Artist StatementAs an artist,I strive in my own way to understand the human condition, the uncontrolled events and our purposeful actions through whatever medium serves to tell the story. I've generated work in mixed media, printmaking and video installations. My interest in diverse cultural interpretation of universal myths is a search for spiritual connections using personal visual references to create mythologies. The “spirit bottles” came after acquiring a Haitian bottle from my friend and artist, William Rhodes, who told me they were placed on altars and used in ritual Voodoo ceremonies. For me, the “spirit bottles” are vessels that distill, reflect and have their own magic. There are multiple meanings in objects and symbols. The spiral constitutes the human soul in a cycle of life that has no end and I use the motif a lot in my work. When I was a child, I was fascinated with picture Bible at my grandparents house. There was a depiction of the “Tower of Babel” that rose from the earth, spiraling towards heaven with bodies being scattered far and wide. It was a strangely thrilling image of chaos and order. . The series of prints were inspired by African people's journey to the "new world", Homer’s Odyssey and Harriet Tubman. Ritual scarification in many African cultures was a rights of passage. The scars from the slave whip were meant to control and demean. Harriet Tubman was born in Bucktown, Maryland on the eastern shores and she suffered whippings on a daily basis from a cruel slave owner. Her dream was to escape to freedom and by following the stars at night,(Drinking Gourd) she led many on the trail north. These works are the latest in a series.
BIOGRAPHICAL INFORMATION Born in Baltimore, Maryland, Oletha DeVane received her B.F.A. from the Maryland Institute College of Art and M.F.A. in painting from the University of Massachusetts in Amherst. Her first major exhibition was at the Springfield Museum of Art in Massachusetts in 1976. Since then, her work has been featured in numerous solo and group exhibitions in Maryland and along the East Coast.

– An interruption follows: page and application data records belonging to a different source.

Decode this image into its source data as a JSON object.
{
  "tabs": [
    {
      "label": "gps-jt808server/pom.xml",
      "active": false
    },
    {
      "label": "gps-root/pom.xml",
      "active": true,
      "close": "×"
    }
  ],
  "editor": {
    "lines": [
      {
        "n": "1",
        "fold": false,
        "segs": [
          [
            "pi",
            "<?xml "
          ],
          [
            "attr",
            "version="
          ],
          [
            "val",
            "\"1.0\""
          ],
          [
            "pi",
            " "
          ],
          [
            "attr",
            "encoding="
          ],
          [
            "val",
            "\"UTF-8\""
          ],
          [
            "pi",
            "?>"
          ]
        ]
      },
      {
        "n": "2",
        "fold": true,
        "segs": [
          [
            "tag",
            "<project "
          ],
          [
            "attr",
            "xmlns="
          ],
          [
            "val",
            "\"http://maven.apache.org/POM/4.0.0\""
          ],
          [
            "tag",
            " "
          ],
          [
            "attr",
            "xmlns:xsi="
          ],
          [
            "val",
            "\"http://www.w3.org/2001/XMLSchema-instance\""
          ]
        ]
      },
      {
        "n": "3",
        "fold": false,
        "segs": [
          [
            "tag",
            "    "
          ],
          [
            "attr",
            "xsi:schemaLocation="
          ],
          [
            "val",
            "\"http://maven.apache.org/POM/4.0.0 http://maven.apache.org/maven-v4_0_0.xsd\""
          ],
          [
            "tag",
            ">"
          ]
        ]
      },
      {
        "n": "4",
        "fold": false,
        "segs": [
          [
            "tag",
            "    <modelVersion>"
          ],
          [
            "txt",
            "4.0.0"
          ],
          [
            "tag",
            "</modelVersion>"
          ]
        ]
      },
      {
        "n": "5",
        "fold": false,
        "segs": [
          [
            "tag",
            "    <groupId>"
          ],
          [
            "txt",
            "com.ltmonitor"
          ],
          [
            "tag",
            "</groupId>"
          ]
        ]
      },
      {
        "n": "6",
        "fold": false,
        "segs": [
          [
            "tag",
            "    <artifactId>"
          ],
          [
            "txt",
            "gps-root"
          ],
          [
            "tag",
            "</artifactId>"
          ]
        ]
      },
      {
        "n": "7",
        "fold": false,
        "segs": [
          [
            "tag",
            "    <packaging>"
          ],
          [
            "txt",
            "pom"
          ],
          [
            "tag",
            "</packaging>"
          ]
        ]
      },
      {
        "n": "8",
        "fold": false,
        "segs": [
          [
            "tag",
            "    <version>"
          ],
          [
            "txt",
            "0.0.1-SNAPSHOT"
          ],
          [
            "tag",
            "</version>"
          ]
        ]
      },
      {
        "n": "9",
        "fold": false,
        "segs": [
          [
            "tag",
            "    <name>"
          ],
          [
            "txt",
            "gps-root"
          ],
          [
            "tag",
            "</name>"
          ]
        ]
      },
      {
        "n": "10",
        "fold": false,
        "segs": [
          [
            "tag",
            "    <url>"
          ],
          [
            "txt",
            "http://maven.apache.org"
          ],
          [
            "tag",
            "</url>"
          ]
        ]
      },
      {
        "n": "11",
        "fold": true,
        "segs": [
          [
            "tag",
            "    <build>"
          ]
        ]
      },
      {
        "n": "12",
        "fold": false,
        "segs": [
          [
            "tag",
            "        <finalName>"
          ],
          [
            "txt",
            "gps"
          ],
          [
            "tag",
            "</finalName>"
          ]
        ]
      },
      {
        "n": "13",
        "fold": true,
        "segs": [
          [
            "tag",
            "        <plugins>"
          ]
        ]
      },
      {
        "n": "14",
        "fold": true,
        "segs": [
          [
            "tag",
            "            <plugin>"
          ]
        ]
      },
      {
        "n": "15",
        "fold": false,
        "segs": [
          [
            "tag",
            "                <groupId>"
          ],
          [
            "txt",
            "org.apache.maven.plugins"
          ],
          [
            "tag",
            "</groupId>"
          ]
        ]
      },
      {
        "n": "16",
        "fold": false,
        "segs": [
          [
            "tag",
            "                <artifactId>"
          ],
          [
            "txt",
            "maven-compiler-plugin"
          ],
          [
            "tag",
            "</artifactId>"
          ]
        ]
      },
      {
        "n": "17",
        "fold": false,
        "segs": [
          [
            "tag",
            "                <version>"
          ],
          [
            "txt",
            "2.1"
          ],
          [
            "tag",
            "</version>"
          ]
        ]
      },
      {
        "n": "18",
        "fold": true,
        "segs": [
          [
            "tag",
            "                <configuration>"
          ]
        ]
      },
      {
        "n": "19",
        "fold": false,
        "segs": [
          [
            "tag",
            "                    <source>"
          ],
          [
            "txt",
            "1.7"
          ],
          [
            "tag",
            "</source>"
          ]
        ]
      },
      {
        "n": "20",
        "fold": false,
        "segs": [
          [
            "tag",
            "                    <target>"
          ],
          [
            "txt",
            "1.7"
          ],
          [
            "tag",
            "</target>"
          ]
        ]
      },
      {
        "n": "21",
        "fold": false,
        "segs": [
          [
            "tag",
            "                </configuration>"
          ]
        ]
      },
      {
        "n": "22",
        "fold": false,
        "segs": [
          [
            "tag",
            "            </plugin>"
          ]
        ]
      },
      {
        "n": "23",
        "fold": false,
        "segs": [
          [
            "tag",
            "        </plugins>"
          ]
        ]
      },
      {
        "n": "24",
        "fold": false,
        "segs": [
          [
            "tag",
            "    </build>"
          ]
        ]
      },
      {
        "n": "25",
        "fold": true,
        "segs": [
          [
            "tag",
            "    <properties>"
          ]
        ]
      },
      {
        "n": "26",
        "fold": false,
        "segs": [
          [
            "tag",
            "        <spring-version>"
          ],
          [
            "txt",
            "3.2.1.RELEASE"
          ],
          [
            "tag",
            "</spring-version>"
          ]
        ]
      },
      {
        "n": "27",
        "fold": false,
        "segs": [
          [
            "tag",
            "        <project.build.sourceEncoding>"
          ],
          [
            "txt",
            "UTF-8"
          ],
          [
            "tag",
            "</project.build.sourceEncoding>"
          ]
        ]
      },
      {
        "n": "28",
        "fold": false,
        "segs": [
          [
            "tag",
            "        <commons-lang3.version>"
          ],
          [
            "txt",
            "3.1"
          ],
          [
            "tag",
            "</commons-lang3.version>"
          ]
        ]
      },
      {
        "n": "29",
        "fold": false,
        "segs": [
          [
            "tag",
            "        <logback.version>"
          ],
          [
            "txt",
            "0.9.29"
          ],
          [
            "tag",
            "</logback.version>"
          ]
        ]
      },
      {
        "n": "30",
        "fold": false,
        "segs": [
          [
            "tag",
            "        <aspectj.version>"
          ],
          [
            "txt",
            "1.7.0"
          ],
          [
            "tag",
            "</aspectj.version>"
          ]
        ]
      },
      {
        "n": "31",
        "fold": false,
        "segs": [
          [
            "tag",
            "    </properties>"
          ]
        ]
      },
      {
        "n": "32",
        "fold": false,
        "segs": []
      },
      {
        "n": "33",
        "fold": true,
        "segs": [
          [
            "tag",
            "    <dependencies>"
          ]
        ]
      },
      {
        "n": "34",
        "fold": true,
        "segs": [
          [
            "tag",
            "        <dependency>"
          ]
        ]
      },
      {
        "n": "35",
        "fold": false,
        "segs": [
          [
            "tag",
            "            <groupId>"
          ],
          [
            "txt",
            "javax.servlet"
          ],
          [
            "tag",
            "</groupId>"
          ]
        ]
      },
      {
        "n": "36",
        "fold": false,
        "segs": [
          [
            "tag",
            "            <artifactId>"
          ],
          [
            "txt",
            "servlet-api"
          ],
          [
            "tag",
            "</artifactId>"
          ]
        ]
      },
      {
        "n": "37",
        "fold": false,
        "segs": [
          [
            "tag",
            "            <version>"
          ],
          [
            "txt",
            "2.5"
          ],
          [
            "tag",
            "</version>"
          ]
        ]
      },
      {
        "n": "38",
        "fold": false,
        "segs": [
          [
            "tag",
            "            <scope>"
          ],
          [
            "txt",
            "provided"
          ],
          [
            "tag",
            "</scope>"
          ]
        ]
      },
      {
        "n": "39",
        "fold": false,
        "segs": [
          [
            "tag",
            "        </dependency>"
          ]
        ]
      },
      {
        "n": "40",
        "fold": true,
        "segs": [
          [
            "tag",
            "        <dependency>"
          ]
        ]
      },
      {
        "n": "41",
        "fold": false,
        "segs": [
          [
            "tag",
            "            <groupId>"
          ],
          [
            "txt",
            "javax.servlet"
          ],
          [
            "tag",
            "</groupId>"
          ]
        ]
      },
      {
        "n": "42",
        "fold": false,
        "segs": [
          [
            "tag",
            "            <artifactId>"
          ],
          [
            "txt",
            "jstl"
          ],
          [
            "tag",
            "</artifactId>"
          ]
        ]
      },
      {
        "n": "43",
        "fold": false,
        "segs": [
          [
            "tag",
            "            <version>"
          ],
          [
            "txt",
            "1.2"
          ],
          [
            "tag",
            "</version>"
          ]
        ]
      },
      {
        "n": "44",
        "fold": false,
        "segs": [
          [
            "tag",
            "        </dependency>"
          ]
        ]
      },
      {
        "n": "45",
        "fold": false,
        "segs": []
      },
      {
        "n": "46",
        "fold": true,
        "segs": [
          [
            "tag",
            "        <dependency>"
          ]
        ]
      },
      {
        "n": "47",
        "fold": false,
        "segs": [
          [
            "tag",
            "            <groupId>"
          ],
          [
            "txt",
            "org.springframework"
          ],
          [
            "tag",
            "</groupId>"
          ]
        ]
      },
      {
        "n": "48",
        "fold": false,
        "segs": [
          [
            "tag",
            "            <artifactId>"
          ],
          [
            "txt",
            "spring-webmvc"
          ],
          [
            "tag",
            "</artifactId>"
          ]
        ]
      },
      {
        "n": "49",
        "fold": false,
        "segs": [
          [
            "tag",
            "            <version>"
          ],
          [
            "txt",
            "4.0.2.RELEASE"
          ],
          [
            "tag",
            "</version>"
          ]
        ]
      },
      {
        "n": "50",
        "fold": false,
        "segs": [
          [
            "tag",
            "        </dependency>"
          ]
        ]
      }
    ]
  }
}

The Reginald F. Lewis Museum of African American History and Culture in Baltimore commissioned Ms. DeVane to create a video installation documenting Maryland’s history of lynching in 2003. The piece was inspired by an earlier silent video installation of the same subject at Maryland Art Place (2002). Ms. DeVane has been involved in the Baltimore arts community as an exhibitor, curator, educator, and advocate. She has served on the board of Maryland Art Place, School 33 visual arts panels and as vice-chairperson of Wide Angle Community Media, a non-profit youth media organization in Baltimore. She was the Program Director for the Maryland State Arts Council’s Individual Artist (1979-92) and Visual Arts programs (1990-92). An artist and educator, Ms. DeVane, is currently the head of visual arts in the Upper School at McDonogh School in Owings Mills. She explores the personal, historical and spiritual ideas in her work through paintings, printmaking, installations, and sculpture.